Problem requirements: Within the material below, how many lines carry the word "score"? Only that number is wanted.

Listed records:

* * * * * * * * *

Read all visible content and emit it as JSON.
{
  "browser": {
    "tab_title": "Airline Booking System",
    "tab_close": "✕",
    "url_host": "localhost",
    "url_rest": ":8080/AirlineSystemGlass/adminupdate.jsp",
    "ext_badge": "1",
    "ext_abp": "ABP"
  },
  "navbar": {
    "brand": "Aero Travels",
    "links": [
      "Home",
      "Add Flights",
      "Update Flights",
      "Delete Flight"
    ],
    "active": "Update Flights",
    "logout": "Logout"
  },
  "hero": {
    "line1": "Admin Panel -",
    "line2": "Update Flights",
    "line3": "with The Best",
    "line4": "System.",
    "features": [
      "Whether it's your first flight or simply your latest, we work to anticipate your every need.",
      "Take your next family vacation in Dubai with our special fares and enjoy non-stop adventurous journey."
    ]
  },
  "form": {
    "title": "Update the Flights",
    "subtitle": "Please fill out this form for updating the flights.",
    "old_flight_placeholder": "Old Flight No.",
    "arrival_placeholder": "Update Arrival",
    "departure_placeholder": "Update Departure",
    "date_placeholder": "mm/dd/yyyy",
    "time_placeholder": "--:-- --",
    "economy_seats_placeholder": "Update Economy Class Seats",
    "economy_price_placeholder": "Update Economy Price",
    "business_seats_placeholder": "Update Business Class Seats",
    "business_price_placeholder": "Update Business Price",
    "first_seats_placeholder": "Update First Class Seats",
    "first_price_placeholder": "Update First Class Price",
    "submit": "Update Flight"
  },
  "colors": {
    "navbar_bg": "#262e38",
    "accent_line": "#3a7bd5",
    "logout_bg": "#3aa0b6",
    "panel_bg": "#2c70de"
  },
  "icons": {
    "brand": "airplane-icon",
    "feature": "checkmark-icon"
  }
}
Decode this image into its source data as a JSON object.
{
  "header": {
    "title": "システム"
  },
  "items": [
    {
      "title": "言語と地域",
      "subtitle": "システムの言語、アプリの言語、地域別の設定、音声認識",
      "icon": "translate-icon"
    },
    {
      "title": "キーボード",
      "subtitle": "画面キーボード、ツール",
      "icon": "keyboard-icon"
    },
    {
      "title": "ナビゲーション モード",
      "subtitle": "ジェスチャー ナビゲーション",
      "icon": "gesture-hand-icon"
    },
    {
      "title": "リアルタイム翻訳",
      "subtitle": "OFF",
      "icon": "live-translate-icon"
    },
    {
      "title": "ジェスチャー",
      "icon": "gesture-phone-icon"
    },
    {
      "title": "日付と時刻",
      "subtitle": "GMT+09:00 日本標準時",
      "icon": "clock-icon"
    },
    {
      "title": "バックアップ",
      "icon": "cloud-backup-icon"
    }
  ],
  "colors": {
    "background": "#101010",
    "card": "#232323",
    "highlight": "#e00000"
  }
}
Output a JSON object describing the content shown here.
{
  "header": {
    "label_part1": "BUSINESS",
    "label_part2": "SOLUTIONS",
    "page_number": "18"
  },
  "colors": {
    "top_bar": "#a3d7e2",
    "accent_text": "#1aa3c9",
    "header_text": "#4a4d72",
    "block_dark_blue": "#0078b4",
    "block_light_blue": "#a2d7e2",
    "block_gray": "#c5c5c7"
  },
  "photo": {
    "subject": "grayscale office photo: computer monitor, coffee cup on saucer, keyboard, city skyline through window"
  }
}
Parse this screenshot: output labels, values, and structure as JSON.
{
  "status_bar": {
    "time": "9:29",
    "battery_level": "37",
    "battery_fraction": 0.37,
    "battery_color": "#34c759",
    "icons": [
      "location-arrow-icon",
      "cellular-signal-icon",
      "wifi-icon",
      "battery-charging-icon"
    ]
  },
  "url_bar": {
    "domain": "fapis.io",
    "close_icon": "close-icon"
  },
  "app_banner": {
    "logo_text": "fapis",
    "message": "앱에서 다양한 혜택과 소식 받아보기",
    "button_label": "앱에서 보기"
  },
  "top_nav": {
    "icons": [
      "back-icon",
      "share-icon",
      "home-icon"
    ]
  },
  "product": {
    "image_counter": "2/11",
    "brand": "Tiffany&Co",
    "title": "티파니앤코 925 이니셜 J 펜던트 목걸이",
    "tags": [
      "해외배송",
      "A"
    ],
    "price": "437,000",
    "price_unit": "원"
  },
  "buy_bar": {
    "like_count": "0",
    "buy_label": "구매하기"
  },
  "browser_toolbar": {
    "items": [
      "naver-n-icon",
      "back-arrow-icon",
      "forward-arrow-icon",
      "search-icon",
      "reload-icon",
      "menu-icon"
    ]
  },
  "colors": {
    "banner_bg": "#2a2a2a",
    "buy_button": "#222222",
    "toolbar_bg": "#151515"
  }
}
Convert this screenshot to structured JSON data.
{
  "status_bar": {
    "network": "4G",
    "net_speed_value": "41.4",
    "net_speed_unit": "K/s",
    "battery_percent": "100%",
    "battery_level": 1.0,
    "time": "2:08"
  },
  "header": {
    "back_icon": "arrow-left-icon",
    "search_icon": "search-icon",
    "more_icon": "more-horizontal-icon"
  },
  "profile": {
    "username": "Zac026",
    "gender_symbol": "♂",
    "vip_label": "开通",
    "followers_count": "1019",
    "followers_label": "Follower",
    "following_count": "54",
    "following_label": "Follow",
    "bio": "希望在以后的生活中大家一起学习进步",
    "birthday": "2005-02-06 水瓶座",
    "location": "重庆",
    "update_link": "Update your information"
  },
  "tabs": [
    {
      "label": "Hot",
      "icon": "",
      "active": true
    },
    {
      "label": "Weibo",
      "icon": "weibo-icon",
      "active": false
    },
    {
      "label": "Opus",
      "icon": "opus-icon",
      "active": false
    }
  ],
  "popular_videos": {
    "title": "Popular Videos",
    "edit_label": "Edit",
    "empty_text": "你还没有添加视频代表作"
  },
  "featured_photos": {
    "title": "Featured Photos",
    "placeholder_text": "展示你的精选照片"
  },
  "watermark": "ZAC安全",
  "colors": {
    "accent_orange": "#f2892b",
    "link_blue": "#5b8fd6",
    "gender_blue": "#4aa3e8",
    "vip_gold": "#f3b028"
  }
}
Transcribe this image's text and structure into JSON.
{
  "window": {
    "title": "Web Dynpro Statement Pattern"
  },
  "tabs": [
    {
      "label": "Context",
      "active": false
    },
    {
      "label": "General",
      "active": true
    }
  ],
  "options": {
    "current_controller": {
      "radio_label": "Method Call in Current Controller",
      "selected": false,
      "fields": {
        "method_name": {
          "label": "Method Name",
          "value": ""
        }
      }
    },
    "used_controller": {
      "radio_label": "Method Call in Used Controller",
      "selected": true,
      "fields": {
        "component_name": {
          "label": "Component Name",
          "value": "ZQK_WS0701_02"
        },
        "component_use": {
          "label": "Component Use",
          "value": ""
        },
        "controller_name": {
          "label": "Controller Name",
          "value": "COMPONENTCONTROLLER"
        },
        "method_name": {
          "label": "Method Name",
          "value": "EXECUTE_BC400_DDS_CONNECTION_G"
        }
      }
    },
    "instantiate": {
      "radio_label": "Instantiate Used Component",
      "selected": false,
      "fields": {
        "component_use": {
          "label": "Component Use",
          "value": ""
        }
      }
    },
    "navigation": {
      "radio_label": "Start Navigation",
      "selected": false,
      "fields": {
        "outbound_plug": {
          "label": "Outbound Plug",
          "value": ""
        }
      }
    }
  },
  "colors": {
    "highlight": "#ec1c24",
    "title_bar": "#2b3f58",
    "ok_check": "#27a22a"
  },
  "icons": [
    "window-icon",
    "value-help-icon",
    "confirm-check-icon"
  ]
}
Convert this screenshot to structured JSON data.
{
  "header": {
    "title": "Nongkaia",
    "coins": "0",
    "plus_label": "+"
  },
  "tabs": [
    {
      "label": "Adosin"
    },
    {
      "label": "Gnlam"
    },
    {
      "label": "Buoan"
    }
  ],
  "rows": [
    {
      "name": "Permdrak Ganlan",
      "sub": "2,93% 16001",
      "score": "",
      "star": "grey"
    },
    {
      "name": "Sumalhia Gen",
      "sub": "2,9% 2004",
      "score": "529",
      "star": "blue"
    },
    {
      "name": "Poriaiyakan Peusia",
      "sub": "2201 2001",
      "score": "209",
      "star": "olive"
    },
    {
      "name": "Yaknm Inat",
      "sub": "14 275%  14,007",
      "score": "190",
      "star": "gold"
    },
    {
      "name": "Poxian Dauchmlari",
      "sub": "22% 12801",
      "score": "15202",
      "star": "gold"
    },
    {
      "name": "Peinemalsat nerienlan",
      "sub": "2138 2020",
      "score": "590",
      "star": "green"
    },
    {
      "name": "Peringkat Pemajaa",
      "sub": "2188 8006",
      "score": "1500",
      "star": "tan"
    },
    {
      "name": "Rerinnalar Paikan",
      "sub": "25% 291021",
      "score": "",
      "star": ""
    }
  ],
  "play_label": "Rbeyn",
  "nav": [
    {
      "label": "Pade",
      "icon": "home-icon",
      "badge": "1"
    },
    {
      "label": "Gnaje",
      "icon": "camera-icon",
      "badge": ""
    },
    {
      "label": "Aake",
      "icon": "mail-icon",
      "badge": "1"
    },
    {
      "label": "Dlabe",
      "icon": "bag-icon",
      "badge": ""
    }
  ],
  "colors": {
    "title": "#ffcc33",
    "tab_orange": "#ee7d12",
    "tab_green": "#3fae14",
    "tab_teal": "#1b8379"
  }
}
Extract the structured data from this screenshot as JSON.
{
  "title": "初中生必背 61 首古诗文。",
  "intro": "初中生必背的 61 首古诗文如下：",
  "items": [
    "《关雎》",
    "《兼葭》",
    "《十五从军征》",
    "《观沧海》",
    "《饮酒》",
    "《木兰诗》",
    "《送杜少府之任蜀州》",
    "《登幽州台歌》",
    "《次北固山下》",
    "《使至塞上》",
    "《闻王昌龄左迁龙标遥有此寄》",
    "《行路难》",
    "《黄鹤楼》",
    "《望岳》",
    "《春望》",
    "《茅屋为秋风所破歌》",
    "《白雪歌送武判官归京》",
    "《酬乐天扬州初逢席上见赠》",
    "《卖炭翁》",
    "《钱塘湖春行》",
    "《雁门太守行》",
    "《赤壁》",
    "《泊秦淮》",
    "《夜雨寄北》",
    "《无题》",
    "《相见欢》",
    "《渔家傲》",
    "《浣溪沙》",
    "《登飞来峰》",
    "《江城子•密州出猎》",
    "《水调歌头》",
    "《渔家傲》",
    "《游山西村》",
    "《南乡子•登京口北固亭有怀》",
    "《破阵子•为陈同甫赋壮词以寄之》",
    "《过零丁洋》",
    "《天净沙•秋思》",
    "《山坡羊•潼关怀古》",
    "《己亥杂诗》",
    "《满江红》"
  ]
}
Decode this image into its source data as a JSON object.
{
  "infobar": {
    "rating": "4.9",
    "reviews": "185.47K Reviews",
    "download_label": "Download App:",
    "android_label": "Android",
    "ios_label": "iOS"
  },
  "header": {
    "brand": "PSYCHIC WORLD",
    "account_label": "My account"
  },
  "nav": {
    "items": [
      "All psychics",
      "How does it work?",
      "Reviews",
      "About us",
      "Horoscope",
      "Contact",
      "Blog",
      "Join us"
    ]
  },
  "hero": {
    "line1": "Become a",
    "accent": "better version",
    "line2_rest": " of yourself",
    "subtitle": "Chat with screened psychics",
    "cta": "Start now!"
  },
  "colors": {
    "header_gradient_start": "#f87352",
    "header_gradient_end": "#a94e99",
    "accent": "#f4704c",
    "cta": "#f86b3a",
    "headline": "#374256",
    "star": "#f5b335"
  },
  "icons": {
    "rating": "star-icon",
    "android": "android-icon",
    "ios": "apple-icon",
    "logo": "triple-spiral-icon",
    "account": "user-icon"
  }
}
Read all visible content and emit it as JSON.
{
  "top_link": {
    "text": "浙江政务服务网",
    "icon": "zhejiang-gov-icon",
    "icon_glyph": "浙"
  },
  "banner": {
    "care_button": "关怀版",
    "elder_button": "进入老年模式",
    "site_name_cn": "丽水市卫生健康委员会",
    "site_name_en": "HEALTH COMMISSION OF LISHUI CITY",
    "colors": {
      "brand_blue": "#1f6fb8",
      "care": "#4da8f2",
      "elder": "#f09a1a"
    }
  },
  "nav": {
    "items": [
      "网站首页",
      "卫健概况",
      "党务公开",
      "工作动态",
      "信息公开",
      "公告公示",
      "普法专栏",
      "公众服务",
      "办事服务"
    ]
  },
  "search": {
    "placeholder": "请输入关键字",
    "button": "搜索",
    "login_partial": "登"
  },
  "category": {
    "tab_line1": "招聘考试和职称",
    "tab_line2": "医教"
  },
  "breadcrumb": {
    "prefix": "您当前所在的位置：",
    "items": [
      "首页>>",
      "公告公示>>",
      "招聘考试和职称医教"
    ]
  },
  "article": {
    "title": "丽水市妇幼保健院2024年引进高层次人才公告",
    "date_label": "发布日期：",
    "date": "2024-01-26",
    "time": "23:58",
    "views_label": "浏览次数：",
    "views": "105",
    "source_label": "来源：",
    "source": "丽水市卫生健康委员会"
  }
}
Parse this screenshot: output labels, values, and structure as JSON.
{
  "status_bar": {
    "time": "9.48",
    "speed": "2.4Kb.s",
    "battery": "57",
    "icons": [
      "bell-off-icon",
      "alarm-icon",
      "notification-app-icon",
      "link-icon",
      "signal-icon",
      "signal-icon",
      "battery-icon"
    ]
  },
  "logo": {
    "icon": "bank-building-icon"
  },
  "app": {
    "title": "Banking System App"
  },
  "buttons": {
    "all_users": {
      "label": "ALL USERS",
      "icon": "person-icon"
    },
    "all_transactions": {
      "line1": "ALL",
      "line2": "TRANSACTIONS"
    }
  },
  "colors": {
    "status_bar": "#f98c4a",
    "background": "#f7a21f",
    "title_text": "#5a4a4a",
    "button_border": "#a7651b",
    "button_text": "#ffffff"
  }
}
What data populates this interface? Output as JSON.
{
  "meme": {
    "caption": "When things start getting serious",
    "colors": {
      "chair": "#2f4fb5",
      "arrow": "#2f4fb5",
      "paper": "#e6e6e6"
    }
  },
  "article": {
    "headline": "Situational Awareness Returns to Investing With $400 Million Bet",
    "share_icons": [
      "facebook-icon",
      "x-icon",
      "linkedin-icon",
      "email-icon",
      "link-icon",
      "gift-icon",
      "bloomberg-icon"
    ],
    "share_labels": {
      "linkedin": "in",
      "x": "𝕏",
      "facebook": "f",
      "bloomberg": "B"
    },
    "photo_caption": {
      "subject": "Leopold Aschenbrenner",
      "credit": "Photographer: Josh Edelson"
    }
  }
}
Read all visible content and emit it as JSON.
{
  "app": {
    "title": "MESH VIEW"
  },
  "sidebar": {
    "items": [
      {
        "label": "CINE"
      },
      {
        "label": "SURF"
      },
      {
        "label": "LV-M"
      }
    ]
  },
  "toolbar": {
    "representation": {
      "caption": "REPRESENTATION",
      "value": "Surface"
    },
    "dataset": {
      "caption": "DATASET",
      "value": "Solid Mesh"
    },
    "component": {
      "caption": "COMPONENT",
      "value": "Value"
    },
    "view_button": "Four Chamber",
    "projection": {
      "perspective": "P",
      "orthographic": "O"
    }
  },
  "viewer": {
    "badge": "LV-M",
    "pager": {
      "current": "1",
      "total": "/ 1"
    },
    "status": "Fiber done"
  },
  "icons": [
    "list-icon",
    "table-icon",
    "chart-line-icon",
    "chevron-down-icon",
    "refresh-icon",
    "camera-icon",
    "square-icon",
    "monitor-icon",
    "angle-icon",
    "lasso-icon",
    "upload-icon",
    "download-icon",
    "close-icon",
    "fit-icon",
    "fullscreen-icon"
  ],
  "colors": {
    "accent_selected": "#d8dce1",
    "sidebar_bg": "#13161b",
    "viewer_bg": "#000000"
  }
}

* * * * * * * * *

Answer section: 8